Instructions to follow:
Whatever pictures appear, omit them, and repeat the data below exactly.

-*-

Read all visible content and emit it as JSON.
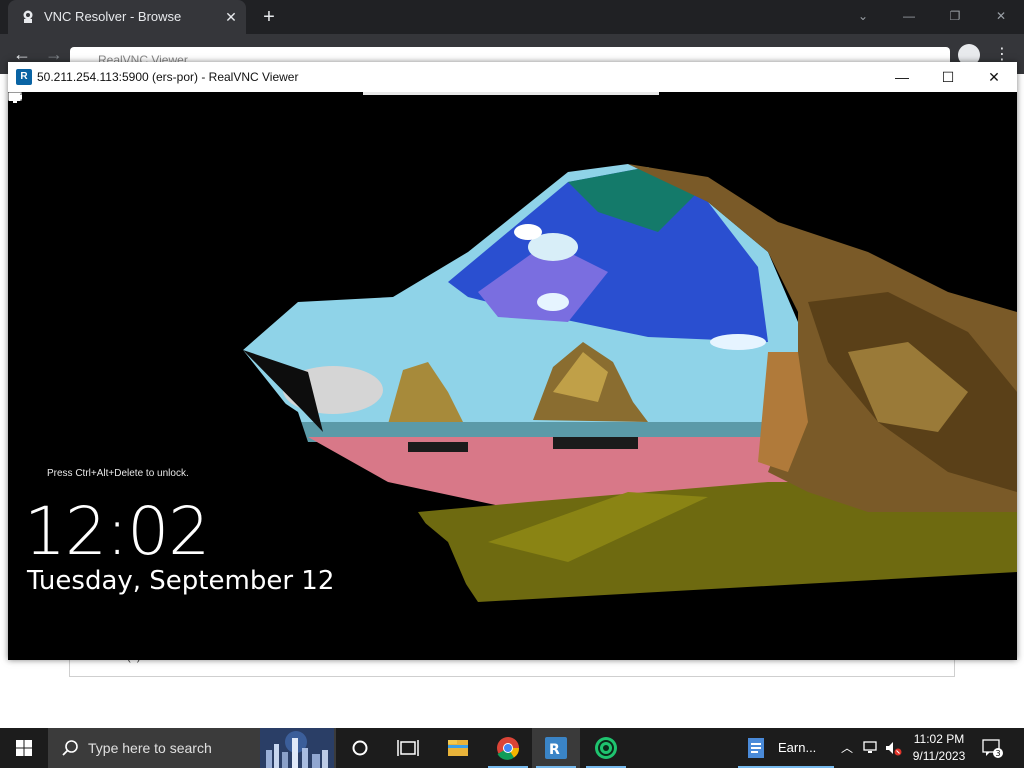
{
  "browser": {
    "tab_title": "VNC Resolver - Browse",
    "new_tab_glyph": "+",
    "close_glyph": "✕",
    "back_glyph": "←",
    "forward_glyph": "→",
    "omnibox_ghost_title": "RealVNC Viewer",
    "window_controls": {
      "minimize": "—",
      "restore": "❐",
      "close": "✕",
      "dropdown": "⌄"
    }
  },
  "page": {
    "devices_text": "2 device(s)"
  },
  "vnc": {
    "window_title": "50.211.254.113:5900 (ers-por) - RealVNC Viewer",
    "controls": {
      "minimize": "—",
      "maximize": "☐",
      "close": "✕"
    },
    "lock_screen": {
      "hint": "Press Ctrl+Alt+Delete to unlock.",
      "time": "12:02",
      "date": "Tuesday, September 12"
    }
  },
  "taskbar": {
    "search_placeholder": "Type here to search",
    "pinned_app_label": "Earn...",
    "clock_time": "11:02 PM",
    "clock_date": "9/11/2023",
    "notification_count": "3",
    "icons": [
      "windows-start-icon",
      "search-icon",
      "cortana-icon",
      "task-view-icon",
      "file-explorer-icon",
      "chrome-icon",
      "realvnc-icon",
      "green-app-icon",
      "document-icon",
      "chevron-up-icon",
      "network-icon",
      "volume-muted-icon",
      "notification-icon"
    ]
  },
  "colors": {
    "chrome_dark": "#202124",
    "chrome_tab": "#35363a",
    "taskbar": "#1c1c1c",
    "accent": "#76b9ed",
    "vnc_blue": "#0a64a4"
  }
}
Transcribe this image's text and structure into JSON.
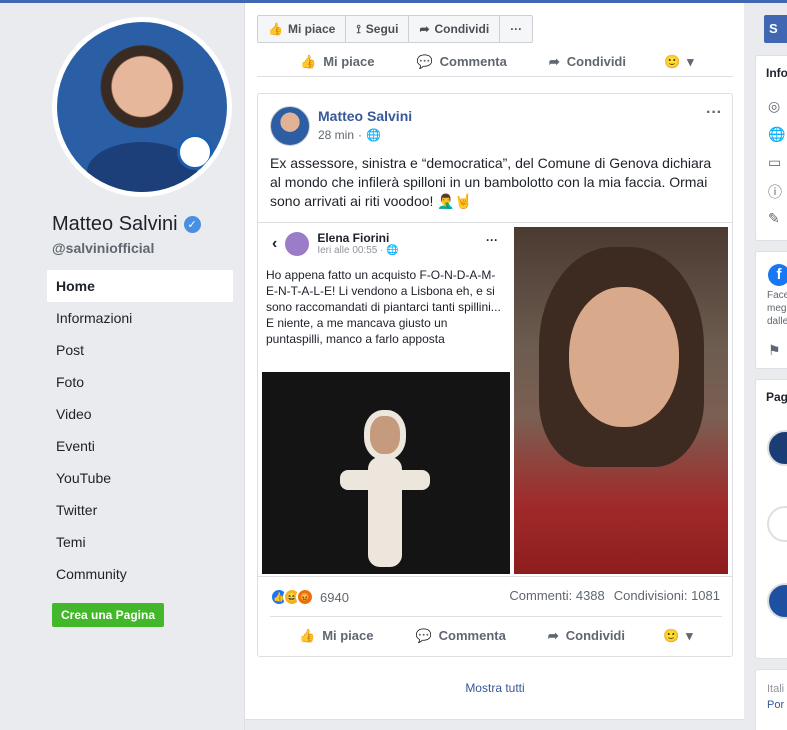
{
  "page": {
    "name": "Matteo Salvini",
    "handle": "@salviniofficial",
    "nav": [
      {
        "label": "Home",
        "active": true
      },
      {
        "label": "Informazioni"
      },
      {
        "label": "Post"
      },
      {
        "label": "Foto"
      },
      {
        "label": "Video"
      },
      {
        "label": "Eventi"
      },
      {
        "label": "YouTube"
      },
      {
        "label": "Twitter"
      },
      {
        "label": "Temi"
      },
      {
        "label": "Community"
      }
    ],
    "create_page_label": "Crea una Pagina"
  },
  "action_bar": {
    "like": "Mi piace",
    "follow": "Segui",
    "share": "Condividi",
    "more": "···"
  },
  "prev_post": {
    "like": "Mi piace",
    "comment": "Commenta",
    "share": "Condividi"
  },
  "post": {
    "author": "Matteo Salvini",
    "time": "28 min",
    "text": "Ex assessore, sinistra e “democratica”, del Comune di Genova dichiara al mondo che infilerà spilloni in un bambolotto con la mia faccia. Ormai sono arrivati ai riti voodoo! 🤦‍♂️🤘",
    "screenshot": {
      "author": "Elena Fiorini",
      "time": "Ieri alle 00:55 · ",
      "text": "Ho appena fatto un acquisto F-O-N-D-A-M-E-N-T-A-L-E! Li vendono a Lisbona eh, e si sono raccomandati di piantarci tanti spillini... E niente, a me mancava giusto un puntaspilli, manco a farlo apposta"
    },
    "reactions_count": "6940",
    "comments": "Commenti: 4388",
    "shares": "Condivisioni: 1081",
    "actions": {
      "like": "Mi piace",
      "comment": "Commenta",
      "share": "Condividi"
    }
  },
  "show_all": "Mostra tutti",
  "right": {
    "button_letter": "S",
    "info_title": "Info",
    "fb_text": [
      "Face",
      "meg",
      "dalle"
    ],
    "pages_title": "Pag",
    "footer": [
      "Itali",
      "Por"
    ]
  },
  "colors": {
    "facebook_blue": "#4267b2",
    "link_blue": "#385898",
    "green": "#42b72a",
    "background": "#e9ebee"
  }
}
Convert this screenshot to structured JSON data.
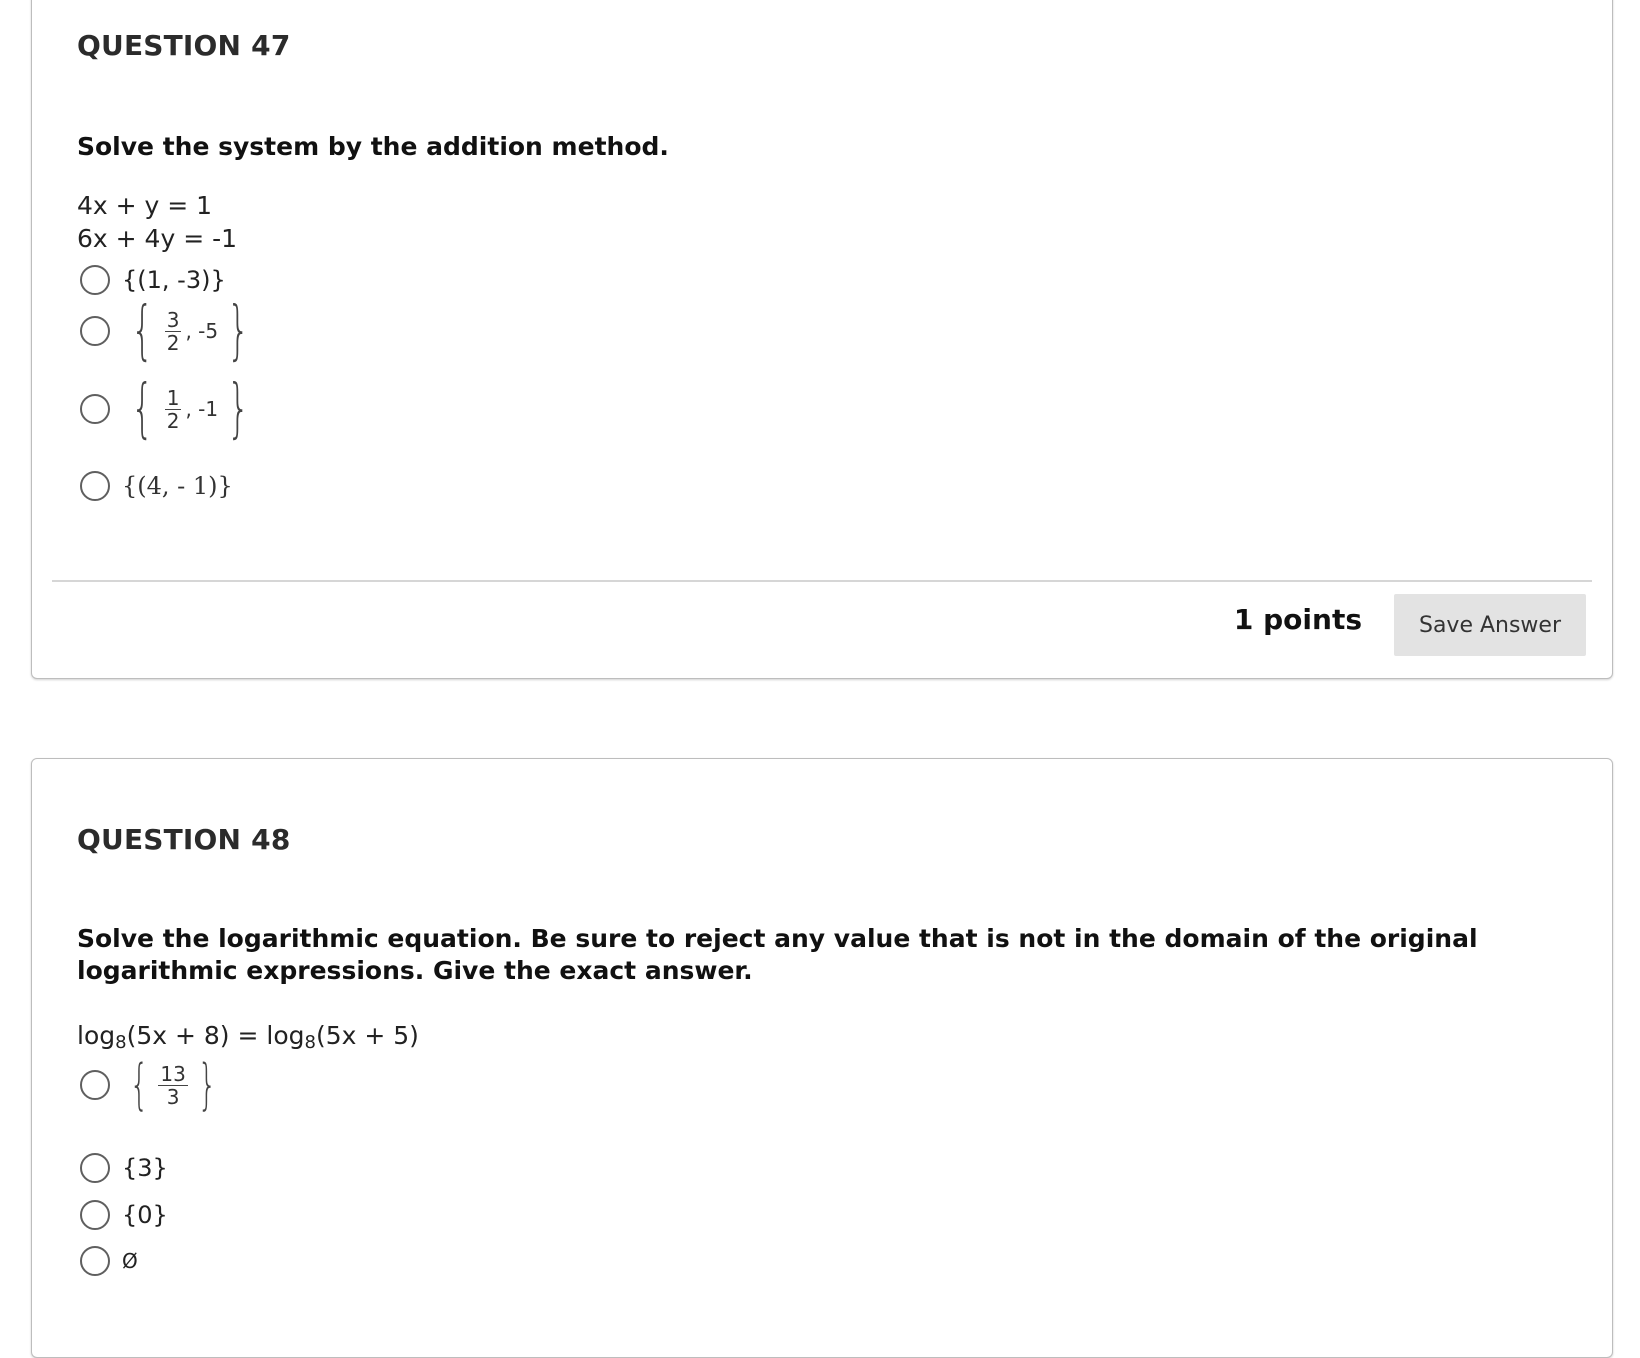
{
  "q47": {
    "title": "QUESTION 47",
    "prompt": "Solve the system by the addition method.",
    "equations": [
      "4x + y = 1",
      "6x + 4y = -1"
    ],
    "options": [
      {
        "text": "{(1, -3)}"
      },
      {
        "frac_num": "3",
        "frac_den": "2",
        "tail": ", -5"
      },
      {
        "frac_num": "1",
        "frac_den": "2",
        "tail": ", -1"
      },
      {
        "text": "{(4, - 1)}"
      }
    ],
    "points": "1 points",
    "save_label": "Save Answer"
  },
  "q48": {
    "title": "QUESTION 48",
    "prompt": "Solve the logarithmic equation. Be sure to reject any value that is not in the domain of the original logarithmic expressions. Give the exact answer.",
    "equation_left_log": "log",
    "equation_left_base": "8",
    "equation_left_arg": "(5x + 8) = ",
    "equation_right_log": "log",
    "equation_right_base": "8",
    "equation_right_arg": "(5x + 5)",
    "options": [
      {
        "frac_num": "13",
        "frac_den": "3"
      },
      {
        "text": "{3}"
      },
      {
        "text": "{0}"
      },
      {
        "text": "Ø"
      }
    ]
  }
}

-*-

Answer for this exercise:
Read all visible content and emit it as JSON.
{
  "browser": {
    "tab_title": "VNC Resolver - Browse",
    "new_tab_glyph": "+",
    "close_glyph": "✕",
    "back_glyph": "←",
    "forward_glyph": "→",
    "omnibox_ghost_title": "RealVNC Viewer",
    "window_controls": {
      "minimize": "—",
      "restore": "❐",
      "close": "✕",
      "dropdown": "⌄"
    }
  },
  "page": {
    "devices_text": "2 device(s)"
  },
  "vnc": {
    "window_title": "50.211.254.113:5900 (ers-por) - RealVNC Viewer",
    "controls": {
      "minimize": "—",
      "maximize": "☐",
      "close": "✕"
    },
    "lock_screen": {
      "hint": "Press Ctrl+Alt+Delete to unlock.",
      "time": "12:02",
      "date": "Tuesday, September 12"
    }
  },
  "taskbar": {
    "search_placeholder": "Type here to search",
    "pinned_app_label": "Earn...",
    "clock_time": "11:02 PM",
    "clock_date": "9/11/2023",
    "notification_count": "3",
    "icons": [
      "windows-start-icon",
      "search-icon",
      "cortana-icon",
      "task-view-icon",
      "file-explorer-icon",
      "chrome-icon",
      "realvnc-icon",
      "green-app-icon",
      "document-icon",
      "chevron-up-icon",
      "network-icon",
      "volume-muted-icon",
      "notification-icon"
    ]
  },
  "colors": {
    "chrome_dark": "#202124",
    "chrome_tab": "#35363a",
    "taskbar": "#1c1c1c",
    "accent": "#76b9ed",
    "vnc_blue": "#0a64a4"
  }
}
Transcribe this image's text and structure into JSON.
{
  "page": {
    "name": "Matteo Salvini",
    "handle": "@salviniofficial",
    "nav": [
      {
        "label": "Home",
        "active": true
      },
      {
        "label": "Informazioni"
      },
      {
        "label": "Post"
      },
      {
        "label": "Foto"
      },
      {
        "label": "Video"
      },
      {
        "label": "Eventi"
      },
      {
        "label": "YouTube"
      },
      {
        "label": "Twitter"
      },
      {
        "label": "Temi"
      },
      {
        "label": "Community"
      }
    ],
    "create_page_label": "Crea una Pagina"
  },
  "action_bar": {
    "like": "Mi piace",
    "follow": "Segui",
    "share": "Condividi",
    "more": "···"
  },
  "prev_post": {
    "like": "Mi piace",
    "comment": "Commenta",
    "share": "Condividi"
  },
  "post": {
    "author": "Matteo Salvini",
    "time": "28 min",
    "text": "Ex assessore, sinistra e “democratica”, del Comune di Genova dichiara al mondo che infilerà spilloni in un bambolotto con la mia faccia. Ormai sono arrivati ai riti voodoo! 🤦‍♂️🤘",
    "screenshot": {
      "author": "Elena Fiorini",
      "time": "Ieri alle 00:55 · ",
      "text": "Ho appena fatto un acquisto F-O-N-D-A-M-E-N-T-A-L-E! Li vendono a Lisbona eh, e si sono raccomandati di piantarci tanti spillini... E niente, a me mancava giusto un puntaspilli, manco a farlo apposta"
    },
    "reactions_count": "6940",
    "comments": "Commenti: 4388",
    "shares": "Condivisioni: 1081",
    "actions": {
      "like": "Mi piace",
      "comment": "Commenta",
      "share": "Condividi"
    }
  },
  "show_all": "Mostra tutti",
  "right": {
    "button_letter": "S",
    "info_title": "Info",
    "fb_text": [
      "Face",
      "meg",
      "dalle"
    ],
    "pages_title": "Pag",
    "footer": [
      "Itali",
      "Por"
    ]
  },
  "colors": {
    "facebook_blue": "#4267b2",
    "link_blue": "#385898",
    "green": "#42b72a",
    "background": "#e9ebee"
  }
}
Convert this screenshot to structured JSON data.
{
  "q47": {
    "title": "QUESTION 47",
    "prompt": "Solve the system by the addition method.",
    "equations": [
      "4x + y = 1",
      "6x + 4y = -1"
    ],
    "options": [
      {
        "text": "{(1, -3)}"
      },
      {
        "frac_num": "3",
        "frac_den": "2",
        "tail": ", -5"
      },
      {
        "frac_num": "1",
        "frac_den": "2",
        "tail": ", -1"
      },
      {
        "text": "{(4, - 1)}"
      }
    ],
    "points": "1 points",
    "save_label": "Save Answer"
  },
  "q48": {
    "title": "QUESTION 48",
    "prompt": "Solve the logarithmic equation. Be sure to reject any value that is not in the domain of the original logarithmic expressions. Give the exact answer.",
    "equation_left_log": "log",
    "equation_left_base": "8",
    "equation_left_arg": "(5x + 8) = ",
    "equation_right_log": "log",
    "equation_right_base": "8",
    "equation_right_arg": "(5x + 5)",
    "options": [
      {
        "frac_num": "13",
        "frac_den": "3"
      },
      {
        "text": "{3}"
      },
      {
        "text": "{0}"
      },
      {
        "text": "Ø"
      }
    ]
  }
}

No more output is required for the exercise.